Although the technology is not yet mature enough for operational use, the goal is to produce a system that can be used for load-bearing primary structures, he adds.
Composite inspection technology is also an area where - despite decades of experience with the synthetic fibres - there is still much need for improvement. Working with Bad Oldesloe-based Automation Technology and the Technical University of Hamburg, LHT has focused on active thermography, which has long been employed for metal structures, as a potential technique to make damage detection more efficient.
The method measures a component's response to a brief thermal impulse from a heat source, such as an infrared lamp. The heat wave travels through the material but if there is any internal damage, such as a delamination, the wave cannot progress. This leads to a heat congestion and temperature difference in the respective surface area, which can be visualised by a highly sensitive thermal imaging camera.
The main advantage of the technique is that it can assess an area of 0.25-0.5m² (2.7-5.4ft²) with a single impulse, allowing speedy inspection of large areas. Other technologies, such as phase-array ultrasound equipment, may provide a more detailed picture of internal damage, but can only scan a small area.
Thermography can be used for composite structures which are up 4-5mm (0.16-0.20 inches) thick, says Dietmar Strohmeyer, manager product engineering and airworthiness management. This translates into approximately 80% of the 787's outer fuselage and wing area. Stronger sections, such as door surround structures, would need to be inspected by other methods.
The developers have also refined the filter algorithms in the thermal imaging software to detect smaller defects and even indicate the depth of internal damage. But they stress that its purpose is to give indication of internal damage, which may then need to be investigated further through other methods.
Strohmeyer is confident that the technology can be scaled to serve different applications, ranging from large, stationary set-ups for scanning complete fuselages in sections to mobile equipment for field use as well as miniature units which could, for example, be employed for internal inspections in thrust reversers.
The four-year project began in 2009 and has thus far evaluated the basic suitability of the existing technology for composites. Strohmeyer says the second half focuses on how it can be used for more complex structures, such as three-dimensional components or parts made of honeycomb.

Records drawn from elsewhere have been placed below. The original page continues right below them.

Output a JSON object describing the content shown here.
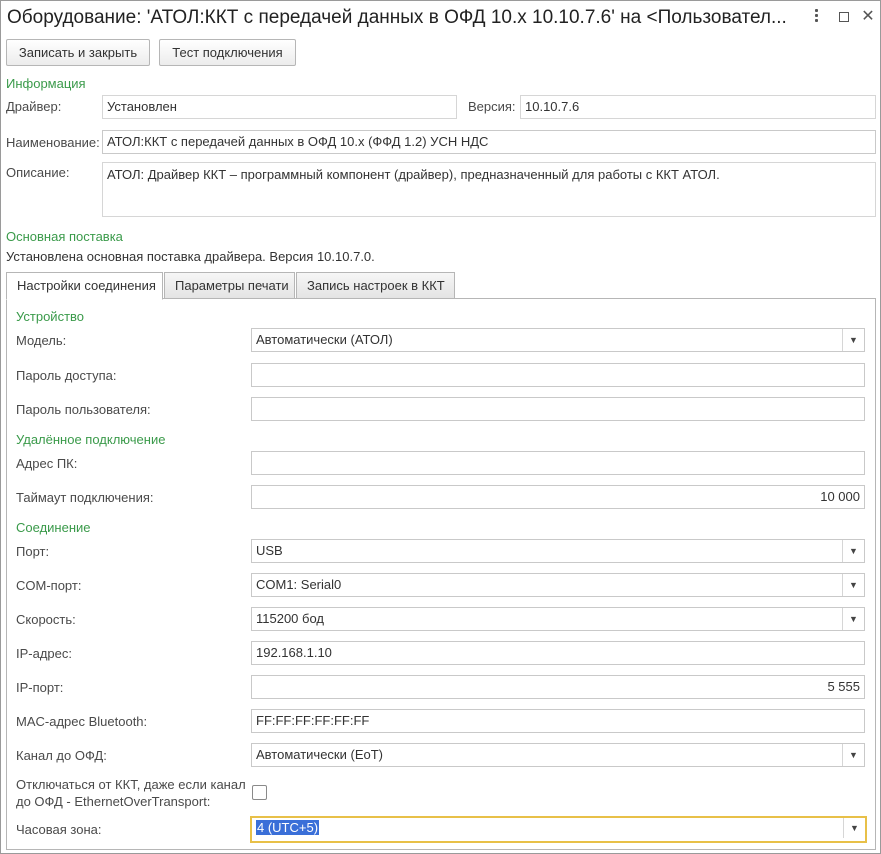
{
  "window": {
    "title": "Оборудование: 'АТОЛ:ККТ с передачей данных в ОФД 10.х 10.10.7.6' на <Пользовател..."
  },
  "toolbar": {
    "save_label": "Записать и закрыть",
    "test_label": "Тест подключения"
  },
  "info": {
    "section": "Информация",
    "driver_label": "Драйвер:",
    "driver_value": "Установлен",
    "version_label": "Версия:",
    "version_value": "10.10.7.6",
    "name_label": "Наименование:",
    "name_value": "АТОЛ:ККТ с передачей данных в ОФД 10.х (ФФД 1.2) УСН НДС",
    "desc_label": "Описание:",
    "desc_value": "АТОЛ: Драйвер ККТ – программный компонент (драйвер), предназначенный для работы с ККТ АТОЛ."
  },
  "delivery": {
    "section": "Основная поставка",
    "text": "Установлена основная поставка драйвера. Версия 10.10.7.0."
  },
  "tabs": [
    {
      "label": "Настройки соединения"
    },
    {
      "label": "Параметры печати"
    },
    {
      "label": "Запись настроек в ККТ"
    }
  ],
  "device": {
    "section": "Устройство",
    "model_label": "Модель:",
    "model_value": "Автоматически (АТОЛ)",
    "password_label": "Пароль доступа:",
    "password_value": "",
    "user_password_label": "Пароль пользователя:",
    "user_password_value": ""
  },
  "remote": {
    "section": "Удалённое подключение",
    "pc_label": "Адрес ПК:",
    "pc_value": "",
    "timeout_label": "Таймаут подключения:",
    "timeout_value": "10 000"
  },
  "connection": {
    "section": "Соединение",
    "port_label": "Порт:",
    "port_value": "USB",
    "com_label": "COM-порт:",
    "com_value": "COM1: Serial0",
    "speed_label": "Скорость:",
    "speed_value": "115200 бод",
    "ip_label": "IP-адрес:",
    "ip_value": "192.168.1.10",
    "ipport_label": "IP-порт:",
    "ipport_value": "5 555",
    "mac_label": "MAC-адрес Bluetooth:",
    "mac_value": "FF:FF:FF:FF:FF:FF",
    "ofd_label": "Канал до ОФД:",
    "ofd_value": "Автоматически (EoT)",
    "disconnect_label_1": "Отключаться от ККТ, даже если канал",
    "disconnect_label_2": "до ОФД - EthernetOverTransport:",
    "disconnect_checked": false,
    "tz_label": "Часовая зона:",
    "tz_value": "4 (UTC+5)"
  }
}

This phase will also determine the system's robustness against environmental influences, such as humidity, temperature and precipitation. But the engineers also need to find out how painted surfaces can influence the inspection.